*Website and app data records:*
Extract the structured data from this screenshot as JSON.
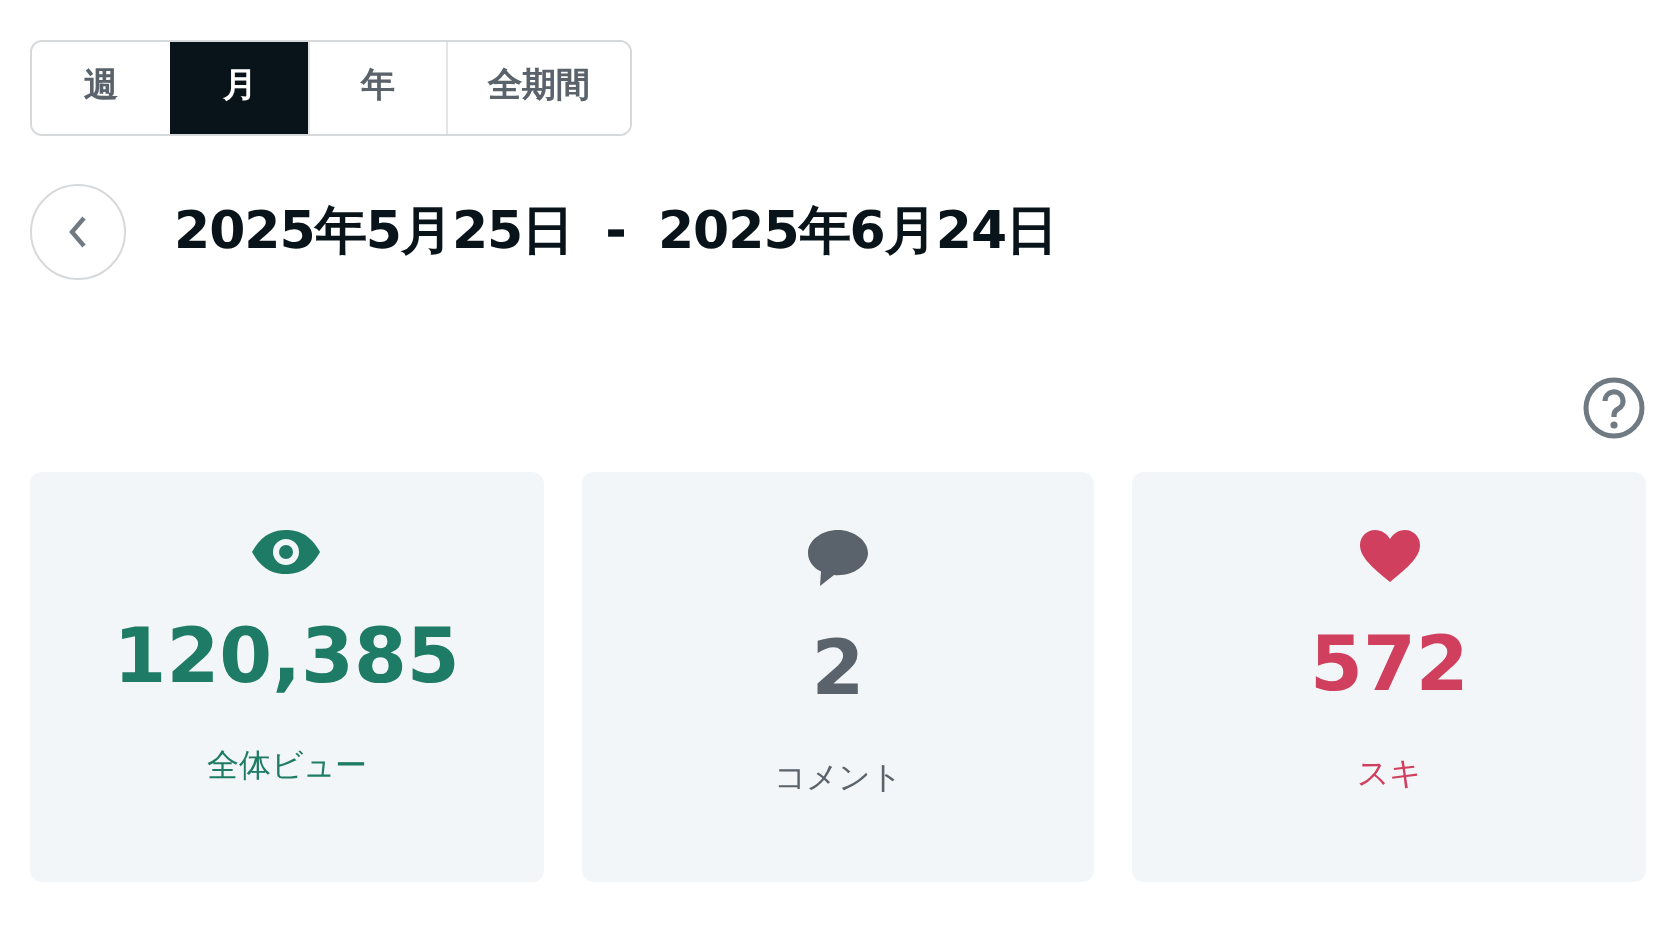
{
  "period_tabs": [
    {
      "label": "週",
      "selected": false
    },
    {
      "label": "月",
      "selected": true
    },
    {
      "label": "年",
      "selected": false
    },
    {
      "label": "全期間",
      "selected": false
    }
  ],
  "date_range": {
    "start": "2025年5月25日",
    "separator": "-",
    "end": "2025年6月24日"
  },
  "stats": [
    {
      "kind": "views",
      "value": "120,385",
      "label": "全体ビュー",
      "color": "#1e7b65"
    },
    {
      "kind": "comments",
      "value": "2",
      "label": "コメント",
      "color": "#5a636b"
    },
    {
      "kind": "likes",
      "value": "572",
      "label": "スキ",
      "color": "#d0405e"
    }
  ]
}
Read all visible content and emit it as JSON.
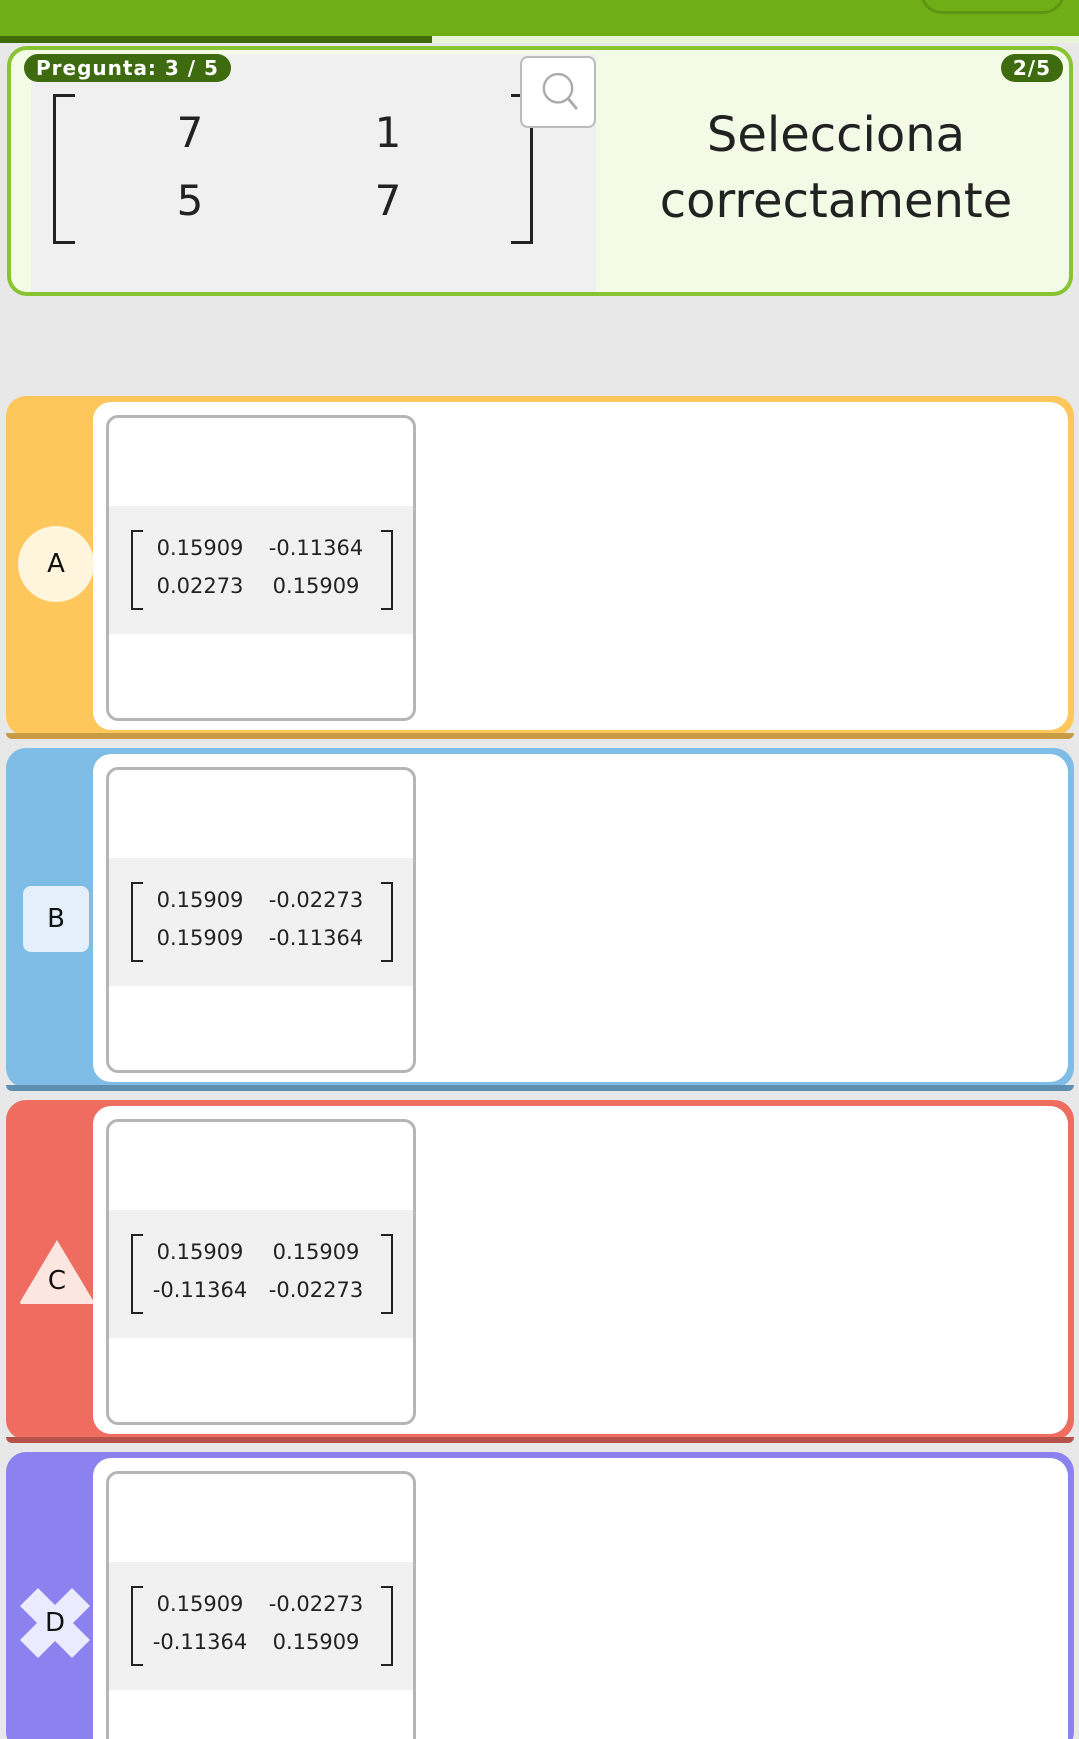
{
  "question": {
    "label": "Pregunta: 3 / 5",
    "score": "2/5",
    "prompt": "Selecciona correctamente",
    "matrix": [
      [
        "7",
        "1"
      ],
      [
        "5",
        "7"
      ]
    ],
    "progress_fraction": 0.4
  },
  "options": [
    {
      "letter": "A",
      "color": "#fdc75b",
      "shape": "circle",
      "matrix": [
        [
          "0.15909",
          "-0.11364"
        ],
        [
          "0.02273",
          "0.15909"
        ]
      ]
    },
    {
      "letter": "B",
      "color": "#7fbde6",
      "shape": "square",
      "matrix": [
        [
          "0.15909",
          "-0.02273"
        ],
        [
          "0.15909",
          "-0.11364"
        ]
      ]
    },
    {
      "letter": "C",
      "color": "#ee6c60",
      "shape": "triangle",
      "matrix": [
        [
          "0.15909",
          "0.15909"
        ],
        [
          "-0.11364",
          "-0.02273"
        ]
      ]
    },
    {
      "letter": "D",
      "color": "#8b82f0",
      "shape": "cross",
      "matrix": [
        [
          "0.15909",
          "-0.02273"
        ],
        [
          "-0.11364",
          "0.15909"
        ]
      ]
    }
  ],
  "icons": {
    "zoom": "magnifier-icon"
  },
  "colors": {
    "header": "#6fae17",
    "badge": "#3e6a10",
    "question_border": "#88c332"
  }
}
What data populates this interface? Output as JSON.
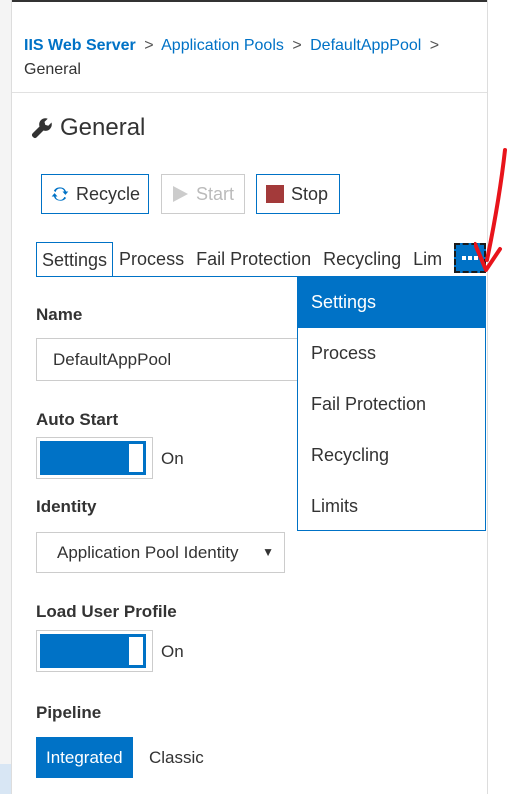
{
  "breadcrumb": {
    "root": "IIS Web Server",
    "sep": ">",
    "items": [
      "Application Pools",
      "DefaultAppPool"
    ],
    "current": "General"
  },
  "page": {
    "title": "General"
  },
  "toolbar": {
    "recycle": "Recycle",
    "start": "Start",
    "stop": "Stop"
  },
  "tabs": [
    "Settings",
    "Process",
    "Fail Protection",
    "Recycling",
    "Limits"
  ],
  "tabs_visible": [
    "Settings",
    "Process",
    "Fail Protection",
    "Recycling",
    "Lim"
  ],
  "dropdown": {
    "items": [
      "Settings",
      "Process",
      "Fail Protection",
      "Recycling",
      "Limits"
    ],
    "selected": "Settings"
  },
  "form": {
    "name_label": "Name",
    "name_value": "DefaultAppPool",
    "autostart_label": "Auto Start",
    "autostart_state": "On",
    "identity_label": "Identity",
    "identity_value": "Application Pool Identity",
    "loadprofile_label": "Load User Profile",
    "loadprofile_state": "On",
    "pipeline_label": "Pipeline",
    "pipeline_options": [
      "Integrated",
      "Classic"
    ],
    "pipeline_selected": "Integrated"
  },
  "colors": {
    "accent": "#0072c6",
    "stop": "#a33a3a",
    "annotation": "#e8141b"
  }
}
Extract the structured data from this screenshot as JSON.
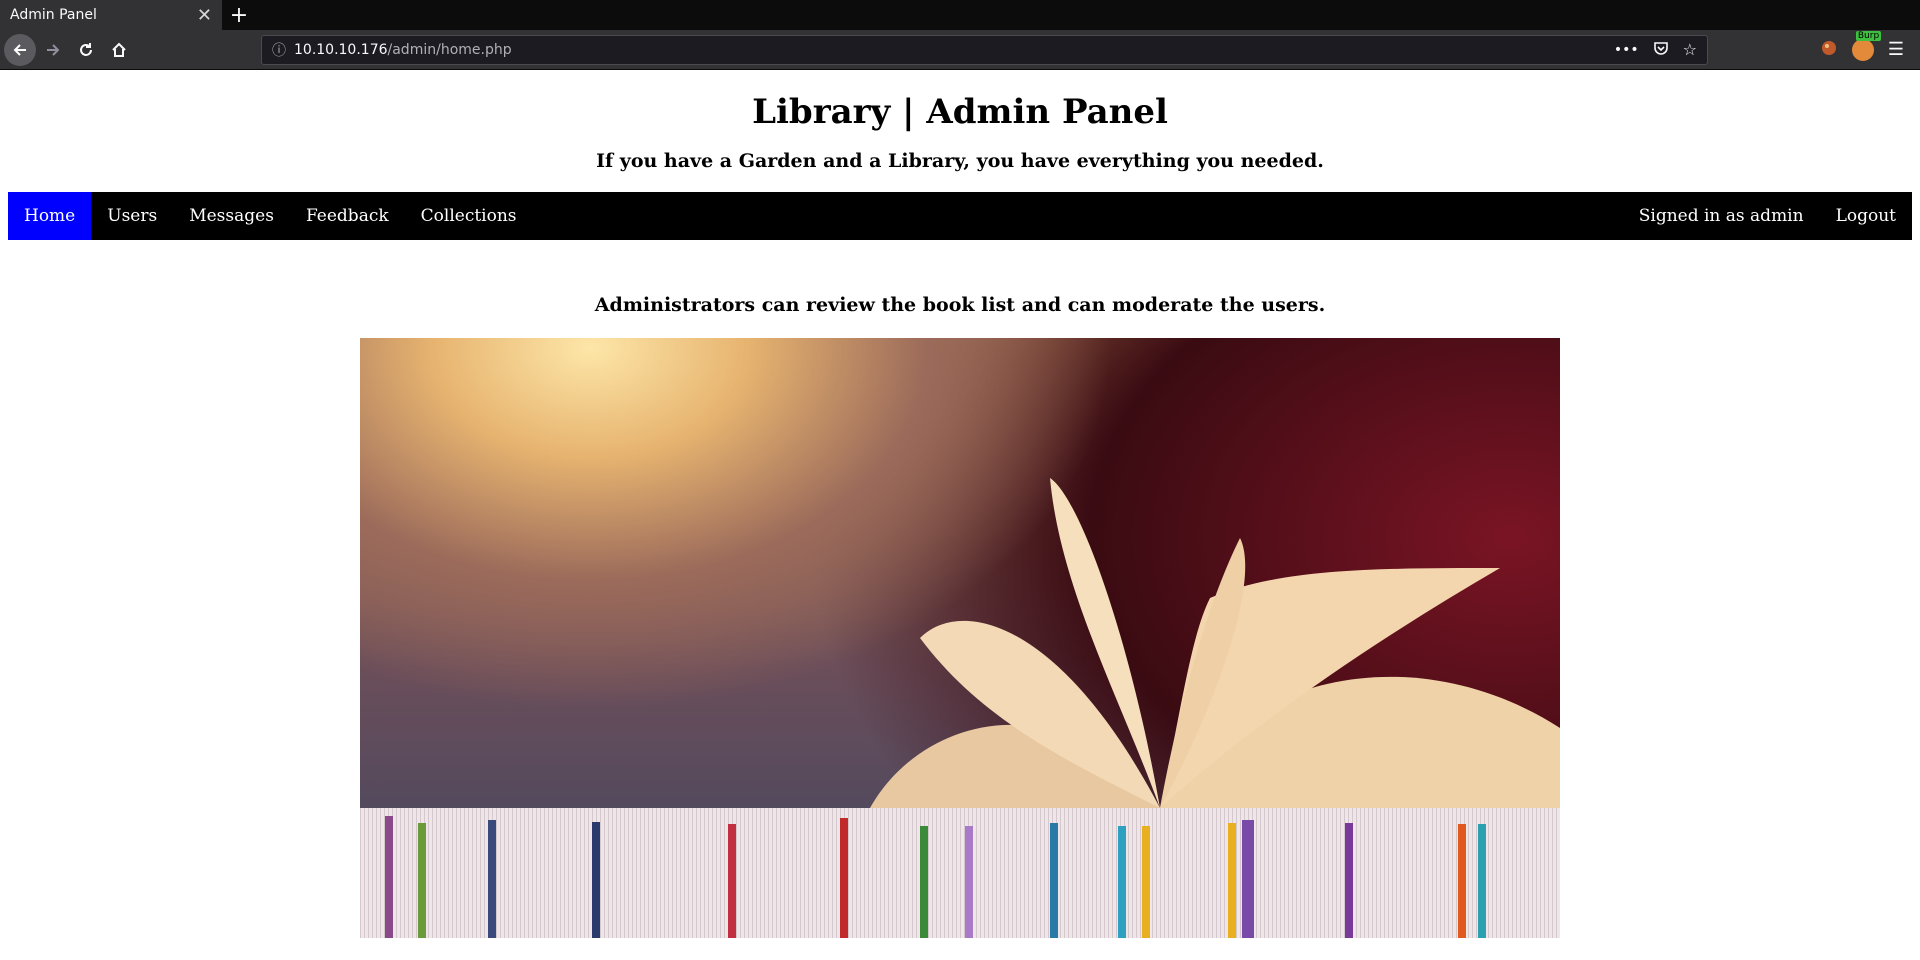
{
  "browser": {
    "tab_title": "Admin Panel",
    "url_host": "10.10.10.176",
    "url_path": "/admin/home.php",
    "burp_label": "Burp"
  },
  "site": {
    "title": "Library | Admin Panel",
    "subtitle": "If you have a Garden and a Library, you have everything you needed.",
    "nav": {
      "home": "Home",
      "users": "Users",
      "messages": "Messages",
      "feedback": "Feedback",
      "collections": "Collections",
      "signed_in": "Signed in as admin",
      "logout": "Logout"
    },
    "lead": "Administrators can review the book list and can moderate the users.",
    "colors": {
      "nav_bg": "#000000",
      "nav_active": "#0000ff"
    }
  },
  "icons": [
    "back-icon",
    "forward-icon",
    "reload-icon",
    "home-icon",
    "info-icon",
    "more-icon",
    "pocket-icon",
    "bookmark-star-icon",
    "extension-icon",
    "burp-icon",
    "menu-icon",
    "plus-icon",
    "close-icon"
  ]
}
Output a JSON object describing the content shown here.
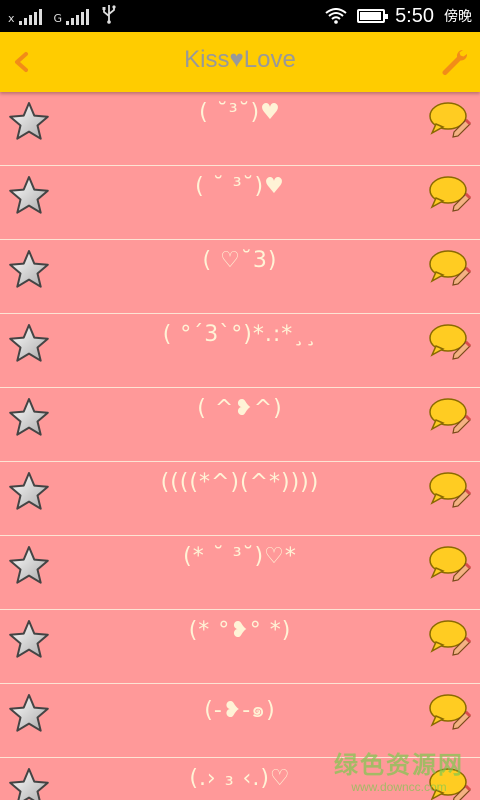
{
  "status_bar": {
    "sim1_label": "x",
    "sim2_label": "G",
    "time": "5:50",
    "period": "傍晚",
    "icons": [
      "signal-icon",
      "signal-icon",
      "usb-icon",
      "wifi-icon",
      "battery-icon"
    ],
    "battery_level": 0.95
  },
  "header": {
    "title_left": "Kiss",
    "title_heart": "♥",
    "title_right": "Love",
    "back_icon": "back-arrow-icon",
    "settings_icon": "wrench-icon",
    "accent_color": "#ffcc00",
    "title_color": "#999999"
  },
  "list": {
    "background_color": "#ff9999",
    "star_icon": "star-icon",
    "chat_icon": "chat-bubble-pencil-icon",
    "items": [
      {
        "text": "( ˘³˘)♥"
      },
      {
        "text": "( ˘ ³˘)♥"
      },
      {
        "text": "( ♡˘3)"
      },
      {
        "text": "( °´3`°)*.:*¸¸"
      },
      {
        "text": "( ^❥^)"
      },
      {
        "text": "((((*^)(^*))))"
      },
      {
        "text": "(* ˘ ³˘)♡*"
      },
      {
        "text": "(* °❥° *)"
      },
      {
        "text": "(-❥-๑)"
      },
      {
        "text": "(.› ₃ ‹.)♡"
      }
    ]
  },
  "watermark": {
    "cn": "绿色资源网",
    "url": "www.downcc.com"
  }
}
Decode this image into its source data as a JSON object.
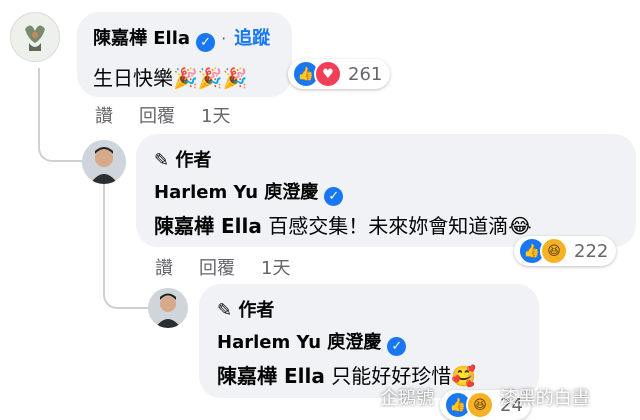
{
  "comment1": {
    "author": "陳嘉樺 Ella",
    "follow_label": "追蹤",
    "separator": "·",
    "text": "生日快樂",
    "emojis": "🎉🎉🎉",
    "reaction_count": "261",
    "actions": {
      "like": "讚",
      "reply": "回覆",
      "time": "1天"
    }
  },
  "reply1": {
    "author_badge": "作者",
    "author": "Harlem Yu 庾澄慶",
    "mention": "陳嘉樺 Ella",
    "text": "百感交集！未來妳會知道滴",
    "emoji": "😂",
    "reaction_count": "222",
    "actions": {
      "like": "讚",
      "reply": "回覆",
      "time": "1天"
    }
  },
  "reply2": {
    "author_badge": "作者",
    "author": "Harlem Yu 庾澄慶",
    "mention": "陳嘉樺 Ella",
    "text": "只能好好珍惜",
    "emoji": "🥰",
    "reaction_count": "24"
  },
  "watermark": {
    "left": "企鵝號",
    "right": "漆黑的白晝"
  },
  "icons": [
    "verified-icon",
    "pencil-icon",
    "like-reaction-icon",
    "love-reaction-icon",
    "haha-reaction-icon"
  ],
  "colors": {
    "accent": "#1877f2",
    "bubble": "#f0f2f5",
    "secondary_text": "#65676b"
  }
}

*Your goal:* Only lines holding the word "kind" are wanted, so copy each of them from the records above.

*Task response:*
      "kind": "views",
      "kind": "comments",
      "kind": "likes",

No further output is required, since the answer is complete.